The contents of a pencil case were my first encounter with the aesthetics of material objects. For me the smell and feel of a new eraser are as evocative of autumn as falling leaves. Stationery was also my understated introduction to the idea of utopia, the triumph of hope over experience. Forgetting all the false dawns of autumns past, I believed that if I could just find a pen with the right nib or highlighters in ideal colour combinations, I would at last have the tools to accomplish great deeds.

My affection for stationery even extends to those mathematical instruments, like set squares and protractors, whose purposes remained obscure throughout my school career but whose uniformity and symmetry I enjoyed. So I was puzzled recently when Melvyn Bragg, in the middle of complaining that his former employee, ITV, was obsessed with audience ratings, said that it had been “taken over by slide rules and suits” – in other words, overrun by sharply dressed, number-crunching managers going on about focus groups and audience share. I associate the slide rule, by contrast, with gentle, tweed-jacketed, pipe-smoking engineers, calculating formulae for jet engines in sheds.

You never see anyone using a slide rule in a film. Matinee idol scientists always work out algorithms unaided in their brilliant minds, or scrawl them manically in chalk on giant blackboards. By the same token that unfairly condemns people with colour-coded ring binders as the owners of overly tidy minds, slide rules are supposed to belong only to the pedantic foot soldiers of science, the plodders who have to show us their workings out. But slide rules are lovely things: pleasingly solid, elegantly mysterious in their markings, the perfect marriage of form and function. Since scientific calculators rendered them obsolete in about 1980, some people (not me) even collect them.

I worry that today’s schoolchildren are being deprived of these tactile pleasures. Isabel Nisbet, chief executive of Ofqual, has questioned the future of paper exams because, she claims, pupils are no longer used to writing by hand. Hoping this isn’t true, I go to the “back to school” section of my local supermarket for reassurance. And there they all are - pencils with rubbers on the end, felt tips, even Tippex – just as they have appeared in late summer since time immemorial. I am happy to report that the death of the analogue classroom implement has been exaggerated.

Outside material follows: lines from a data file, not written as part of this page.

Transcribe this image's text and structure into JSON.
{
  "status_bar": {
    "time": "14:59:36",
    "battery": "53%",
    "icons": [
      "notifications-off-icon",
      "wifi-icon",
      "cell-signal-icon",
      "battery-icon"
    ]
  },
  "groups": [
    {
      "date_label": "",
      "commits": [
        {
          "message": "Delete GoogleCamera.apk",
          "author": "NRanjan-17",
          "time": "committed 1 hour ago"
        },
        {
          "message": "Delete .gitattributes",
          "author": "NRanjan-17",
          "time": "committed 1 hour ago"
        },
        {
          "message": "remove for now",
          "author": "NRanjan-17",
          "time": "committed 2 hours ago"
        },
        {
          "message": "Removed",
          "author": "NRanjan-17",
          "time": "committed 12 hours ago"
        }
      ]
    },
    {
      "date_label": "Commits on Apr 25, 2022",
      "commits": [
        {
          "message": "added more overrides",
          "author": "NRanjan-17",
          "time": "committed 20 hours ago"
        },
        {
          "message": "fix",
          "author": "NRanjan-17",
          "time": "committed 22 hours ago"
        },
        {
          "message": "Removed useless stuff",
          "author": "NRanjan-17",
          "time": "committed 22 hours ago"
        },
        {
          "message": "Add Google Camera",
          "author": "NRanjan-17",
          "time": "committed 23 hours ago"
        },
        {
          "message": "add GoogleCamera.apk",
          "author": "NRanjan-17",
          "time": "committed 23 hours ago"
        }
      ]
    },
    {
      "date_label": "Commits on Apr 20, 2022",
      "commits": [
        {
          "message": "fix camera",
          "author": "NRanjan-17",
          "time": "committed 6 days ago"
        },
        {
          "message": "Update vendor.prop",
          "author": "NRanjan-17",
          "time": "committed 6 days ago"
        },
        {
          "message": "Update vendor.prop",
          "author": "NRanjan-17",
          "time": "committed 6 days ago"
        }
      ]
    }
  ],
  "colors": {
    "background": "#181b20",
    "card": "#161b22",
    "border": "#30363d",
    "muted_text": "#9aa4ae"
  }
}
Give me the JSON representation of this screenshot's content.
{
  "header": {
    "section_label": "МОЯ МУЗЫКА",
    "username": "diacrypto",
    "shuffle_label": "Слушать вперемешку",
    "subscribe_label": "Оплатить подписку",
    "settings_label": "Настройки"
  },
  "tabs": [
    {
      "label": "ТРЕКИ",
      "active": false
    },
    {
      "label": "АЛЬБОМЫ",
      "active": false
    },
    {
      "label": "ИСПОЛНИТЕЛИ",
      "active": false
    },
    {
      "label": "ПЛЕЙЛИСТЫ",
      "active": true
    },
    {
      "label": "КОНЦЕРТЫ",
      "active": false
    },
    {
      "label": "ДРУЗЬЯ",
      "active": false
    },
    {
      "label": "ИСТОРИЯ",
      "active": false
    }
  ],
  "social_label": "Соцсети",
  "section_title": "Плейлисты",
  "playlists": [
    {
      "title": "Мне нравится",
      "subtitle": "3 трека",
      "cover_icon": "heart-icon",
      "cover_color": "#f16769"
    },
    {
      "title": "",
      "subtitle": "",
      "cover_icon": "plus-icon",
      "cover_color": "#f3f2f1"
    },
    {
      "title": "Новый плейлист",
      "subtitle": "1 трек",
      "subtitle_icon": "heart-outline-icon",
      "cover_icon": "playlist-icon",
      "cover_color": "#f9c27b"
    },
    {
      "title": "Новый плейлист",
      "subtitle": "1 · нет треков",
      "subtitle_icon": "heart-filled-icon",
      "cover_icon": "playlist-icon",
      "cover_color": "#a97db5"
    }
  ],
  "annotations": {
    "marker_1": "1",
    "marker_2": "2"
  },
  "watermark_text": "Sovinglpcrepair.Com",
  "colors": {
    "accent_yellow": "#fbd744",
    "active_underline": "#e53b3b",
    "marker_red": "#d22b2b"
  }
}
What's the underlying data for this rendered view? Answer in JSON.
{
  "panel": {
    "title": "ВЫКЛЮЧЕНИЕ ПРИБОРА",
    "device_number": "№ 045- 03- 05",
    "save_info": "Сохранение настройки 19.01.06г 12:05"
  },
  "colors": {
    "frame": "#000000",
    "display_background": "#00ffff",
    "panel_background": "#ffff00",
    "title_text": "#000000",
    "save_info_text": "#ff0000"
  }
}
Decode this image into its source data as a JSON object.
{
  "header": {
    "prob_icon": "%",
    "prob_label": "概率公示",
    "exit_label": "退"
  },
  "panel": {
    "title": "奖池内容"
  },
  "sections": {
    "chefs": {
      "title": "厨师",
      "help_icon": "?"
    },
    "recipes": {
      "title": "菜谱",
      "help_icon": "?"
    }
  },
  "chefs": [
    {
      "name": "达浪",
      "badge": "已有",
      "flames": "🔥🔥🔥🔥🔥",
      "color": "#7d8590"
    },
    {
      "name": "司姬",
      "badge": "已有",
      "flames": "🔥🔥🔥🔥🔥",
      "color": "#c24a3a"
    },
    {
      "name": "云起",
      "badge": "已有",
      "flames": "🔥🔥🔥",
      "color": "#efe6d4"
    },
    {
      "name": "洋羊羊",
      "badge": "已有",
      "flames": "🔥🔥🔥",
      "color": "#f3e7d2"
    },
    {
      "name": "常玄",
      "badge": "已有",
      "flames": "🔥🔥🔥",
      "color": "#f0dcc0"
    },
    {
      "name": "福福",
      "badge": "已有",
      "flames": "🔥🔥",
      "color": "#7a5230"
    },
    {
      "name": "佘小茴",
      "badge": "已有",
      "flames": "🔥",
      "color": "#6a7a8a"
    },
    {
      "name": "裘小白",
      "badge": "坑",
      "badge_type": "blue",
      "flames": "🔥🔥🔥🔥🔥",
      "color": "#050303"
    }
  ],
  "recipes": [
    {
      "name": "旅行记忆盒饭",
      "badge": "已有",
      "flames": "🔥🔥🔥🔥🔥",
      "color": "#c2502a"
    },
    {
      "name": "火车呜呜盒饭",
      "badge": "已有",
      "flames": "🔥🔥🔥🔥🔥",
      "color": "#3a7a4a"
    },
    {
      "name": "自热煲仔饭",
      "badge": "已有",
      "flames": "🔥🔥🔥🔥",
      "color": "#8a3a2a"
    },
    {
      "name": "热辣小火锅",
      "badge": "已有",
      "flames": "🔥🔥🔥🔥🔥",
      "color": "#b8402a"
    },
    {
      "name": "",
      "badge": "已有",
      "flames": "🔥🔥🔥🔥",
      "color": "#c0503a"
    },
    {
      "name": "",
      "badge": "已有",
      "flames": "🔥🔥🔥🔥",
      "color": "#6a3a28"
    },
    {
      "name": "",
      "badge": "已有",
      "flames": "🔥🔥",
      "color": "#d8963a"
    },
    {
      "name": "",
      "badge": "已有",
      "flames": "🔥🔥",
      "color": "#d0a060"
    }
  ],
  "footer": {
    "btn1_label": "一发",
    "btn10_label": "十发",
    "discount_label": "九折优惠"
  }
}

Indeed, I can foresee a renaissance for these objects for the same reason that knitting and embroidery are again in vogue. People are embracing the texture and solidity of material things as a rearguard action against the growing touchlessness of the world, the tendency for our jobs to become an endless cycle of virtual exercises, an eternal exchange of emails and other digital surrogates. Not all of us know how to knit, but we can all buy something from the “back to school” displays, whether we are going back to school or not. We can sharpen our pencils, open a crisp new exercise book and create the world anew. Once a year, at least, we can imagine ourselves as noble artisans, transforming our little part of the universe with ink, graphite and paper. What we need, in these uncertain times, is some pencil case therapy.

Mundane quote for the day: ‘The miner finds understandable pleasure in sending his pigeons winging afar off through the blue to distance places. There is Viking blood in English veins, so to me it is a pathetic sight to see those grown men sailing model boats on the Round Pond in Kensington Gardens on a Sunday morning. Once we were a nation of sailors, not – as we are today – of civil servants. Their blood is the bacteria-free plasma from the cold deep-freeze stores in Whitehall.’ - Gilbert Harding, Master of None (1958)